The FFD measurements at pre- and post-interventions are shown in Table 1. The results of the tests of within-subjects effects and the paired sample t test are shown in Table 2. The results indicated that the main effect of treatment (NMS & CMS) was not significant (p>0.05) but the main effect of time (pre-intervention and post-intervention) was significant (p<0.001), and the interaction of treatment and time was significant (p<0.05).
According to the comparison of mean difference values of pre- and post-interventions between NMS and CMS, the difference was significantly higher in NMS (p<0.01).
This study compared immediate effects of NMS and CMS on hamstrings flexibility and the results showed that both techniques were effective to increase flexibility of hamstrings. The results of this study concurred with the existing studies that had reported effects of stretching, including MS, on hamstrings flexibility.
Niwa et al. reported that one to two repetitions of 20 seconds stretches of MS for hamstrings on each side of lower limb was effective to increase range of motion of knee joint and improve the limited knee extension in elderly subjects with osteoarthritis of knee joint18). Inami et al., 2006, compared effects of two stretching techniques for hamstrings on its flexibility and strength of it in healthy old (mean ± SD: 64.1 ± 8.9 years) and young (mean ± SD: 23.0 ± 2.1 years) subjects. They compared Bob Anderson stretching, in which same position as static stretching, and MS, in which flexion of both the hip and knee in long sitting position, i.e. CMS position.

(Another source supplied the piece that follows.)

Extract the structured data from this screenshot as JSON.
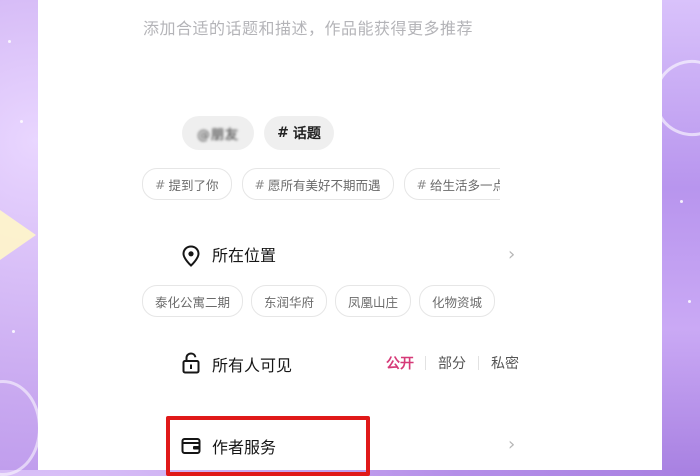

They informed that significant improvement on hamstrings flexibility, measured as sit and reach test, was found in both Bob Anderson stretching and MS in all subjects after stretching but no significant decrease in muscle strength was found after MS although there was significant decrease in muscle strength after Bob Anderson stretching21). Inami et al. also stated the similar results in 2007 that there was not significant decrease in dynamic muscle contraction force of hamstrings after MS when compared to static stretching in young healthy males from one university soccer club22). Niwa et al. described that the flexibility of hamstrings, measured as sit and reach test after CMS, and as FFD after NMS, was improved after MS20). Ohtsuki and Suzuki recounted that FFD significantly improved after stretching of hamstrings in subjects with chronic low back pain28). Hasebe et al. reported that significant improvement of FFD was found in their study of the effect of dynamic stretching on Hamstrings flexibility with respect to the spino-pelvic rhythm29).
Thus, both NMS and CMS techniques can be recommended for clinical practice in which flexibility of hamstrings is required.
The limitations of this study were: 1) the sample size was small, 2) there was no control group, 3) the subjects were young, healthy and only males, and 4) the effect was focused only on immediate effect. Further studies are still needed to find out comparison of sustained effect or effects after long-term intervention of both NMS and CMS techniques on hamstrings flexibility and effects of both techniques in different types of population.
In conclusion, the results of this study revealed that both NMS and CMS techniques were effective on hamstrings flexibility in different ways. The findings of the comparison indicated that NMS technique was more effective to increase the flexibility of hamstrings.
No conflict of interest was declared.